The coachwork is superbly liveried in silver and upholstered in dark green, deep-buttoned leather, with dark grey carpets and comes with a tonneau cover and hood envelope. The near-side running board accommodates a generator box while a pair of running board toolboxes accommodate the wheel brace, spanner and other essential tools. The car is equipped with an off-side mounted spare wheel, most practical running-board mats and the door handles and hinges and other fittings are also silver-plated. As the car pre-dates the design by Charles Sykes of the Spirit of Ecstasy, this car carries an Edwardian R.A.C. badge on the radiator cap. Other motor club badges include the Veteran Car Club of Great Britain, Motor Union and Automobile Association. A most practical modification and enhancement for motoring enjoyment is the fitting of an electric starter. Since the photographs in this catalogue were taken an Auster rear screen has been fitted, enhancing comfort for the rear seat passengers.

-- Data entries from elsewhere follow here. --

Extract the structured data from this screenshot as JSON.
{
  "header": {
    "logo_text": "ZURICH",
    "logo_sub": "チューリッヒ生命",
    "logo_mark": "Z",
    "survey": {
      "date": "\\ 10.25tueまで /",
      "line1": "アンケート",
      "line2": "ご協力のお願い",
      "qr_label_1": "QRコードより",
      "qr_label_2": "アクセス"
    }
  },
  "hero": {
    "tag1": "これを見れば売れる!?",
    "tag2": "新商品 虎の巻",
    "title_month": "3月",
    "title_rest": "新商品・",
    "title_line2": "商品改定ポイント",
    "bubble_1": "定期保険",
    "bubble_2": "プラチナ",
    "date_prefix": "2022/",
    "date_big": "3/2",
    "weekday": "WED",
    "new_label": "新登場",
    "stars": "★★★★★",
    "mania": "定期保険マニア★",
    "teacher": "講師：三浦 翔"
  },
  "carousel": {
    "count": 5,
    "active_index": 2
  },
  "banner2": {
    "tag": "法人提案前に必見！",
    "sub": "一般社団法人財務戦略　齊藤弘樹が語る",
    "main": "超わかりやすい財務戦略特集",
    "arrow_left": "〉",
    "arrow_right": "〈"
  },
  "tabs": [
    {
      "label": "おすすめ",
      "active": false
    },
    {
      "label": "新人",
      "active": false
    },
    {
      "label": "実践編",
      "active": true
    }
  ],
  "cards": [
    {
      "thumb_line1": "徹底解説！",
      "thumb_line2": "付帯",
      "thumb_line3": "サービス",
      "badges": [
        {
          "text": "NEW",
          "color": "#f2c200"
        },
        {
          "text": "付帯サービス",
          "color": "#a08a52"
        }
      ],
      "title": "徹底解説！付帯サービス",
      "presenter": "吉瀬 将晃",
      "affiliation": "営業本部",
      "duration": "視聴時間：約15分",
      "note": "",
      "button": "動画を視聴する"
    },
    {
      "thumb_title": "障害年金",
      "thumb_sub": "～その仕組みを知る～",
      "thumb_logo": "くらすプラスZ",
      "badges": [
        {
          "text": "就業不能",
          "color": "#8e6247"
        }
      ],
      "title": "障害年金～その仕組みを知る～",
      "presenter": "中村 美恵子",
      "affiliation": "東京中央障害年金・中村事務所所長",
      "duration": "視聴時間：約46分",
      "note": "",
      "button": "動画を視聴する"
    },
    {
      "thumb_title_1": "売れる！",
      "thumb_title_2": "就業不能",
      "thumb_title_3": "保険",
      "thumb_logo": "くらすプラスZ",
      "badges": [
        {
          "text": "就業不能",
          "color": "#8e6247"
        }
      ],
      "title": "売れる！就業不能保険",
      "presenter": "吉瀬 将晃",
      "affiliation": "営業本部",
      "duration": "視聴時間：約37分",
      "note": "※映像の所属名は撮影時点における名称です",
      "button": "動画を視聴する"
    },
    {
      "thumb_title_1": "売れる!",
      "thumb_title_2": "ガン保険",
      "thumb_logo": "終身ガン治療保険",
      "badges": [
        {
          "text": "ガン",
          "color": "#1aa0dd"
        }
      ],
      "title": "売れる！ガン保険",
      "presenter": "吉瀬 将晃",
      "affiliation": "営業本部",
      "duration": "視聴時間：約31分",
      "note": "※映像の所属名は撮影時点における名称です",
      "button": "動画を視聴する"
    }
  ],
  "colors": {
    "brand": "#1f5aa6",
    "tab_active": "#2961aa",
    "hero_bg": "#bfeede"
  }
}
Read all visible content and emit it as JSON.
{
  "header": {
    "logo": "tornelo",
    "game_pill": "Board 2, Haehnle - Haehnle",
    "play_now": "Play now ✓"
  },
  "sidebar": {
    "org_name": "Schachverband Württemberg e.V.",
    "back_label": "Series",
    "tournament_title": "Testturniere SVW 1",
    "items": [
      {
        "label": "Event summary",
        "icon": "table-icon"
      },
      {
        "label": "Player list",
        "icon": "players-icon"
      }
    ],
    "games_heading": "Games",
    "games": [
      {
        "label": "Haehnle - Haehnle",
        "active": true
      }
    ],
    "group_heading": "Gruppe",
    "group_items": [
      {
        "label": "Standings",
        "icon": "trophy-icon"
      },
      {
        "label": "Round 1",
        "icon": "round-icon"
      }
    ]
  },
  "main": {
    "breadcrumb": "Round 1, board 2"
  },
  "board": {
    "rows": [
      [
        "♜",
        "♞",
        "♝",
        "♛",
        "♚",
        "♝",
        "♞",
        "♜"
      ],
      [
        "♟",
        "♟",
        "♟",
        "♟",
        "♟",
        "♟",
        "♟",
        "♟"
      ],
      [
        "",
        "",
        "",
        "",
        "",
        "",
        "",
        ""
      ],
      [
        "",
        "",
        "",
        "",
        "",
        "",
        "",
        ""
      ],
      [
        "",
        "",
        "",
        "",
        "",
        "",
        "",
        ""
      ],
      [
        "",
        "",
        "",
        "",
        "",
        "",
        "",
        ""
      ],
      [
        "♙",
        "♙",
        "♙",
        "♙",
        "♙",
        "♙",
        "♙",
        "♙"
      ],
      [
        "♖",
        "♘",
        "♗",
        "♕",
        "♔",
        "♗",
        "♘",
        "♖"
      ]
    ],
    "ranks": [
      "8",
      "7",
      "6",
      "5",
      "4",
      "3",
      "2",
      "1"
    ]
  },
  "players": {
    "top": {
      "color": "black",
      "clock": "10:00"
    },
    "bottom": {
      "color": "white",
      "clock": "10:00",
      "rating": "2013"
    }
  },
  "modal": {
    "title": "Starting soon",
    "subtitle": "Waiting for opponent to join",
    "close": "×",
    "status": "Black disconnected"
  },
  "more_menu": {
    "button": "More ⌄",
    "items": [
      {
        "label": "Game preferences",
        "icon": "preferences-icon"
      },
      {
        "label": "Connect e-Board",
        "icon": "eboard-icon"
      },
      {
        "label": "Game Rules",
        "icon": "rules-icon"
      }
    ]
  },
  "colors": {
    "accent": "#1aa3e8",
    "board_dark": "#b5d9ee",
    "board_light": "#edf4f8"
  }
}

In short, here is a car of significant importance which will stand proudly in any of the worlds great car collections and yet a car fully prepared and ready to undertake the most testing journies. Its vendor describes it as a delight to drive and well able to hold its station in modern traffic. Its meticulous owner has commissioned well-known Rolls-Royce specialist, Allan Glew, to prepare the car prior to the sale to ensure that its new owner will derive the same pleasure from 1203 which a succession of Rolls-Royce cognoscenti have clearly also enjoyed over the last 50 or so years. The car comes with V.C.C. Dating Certificate no.1100, together with copies of Factory Order and Build Sheets and detailed records of its restoration.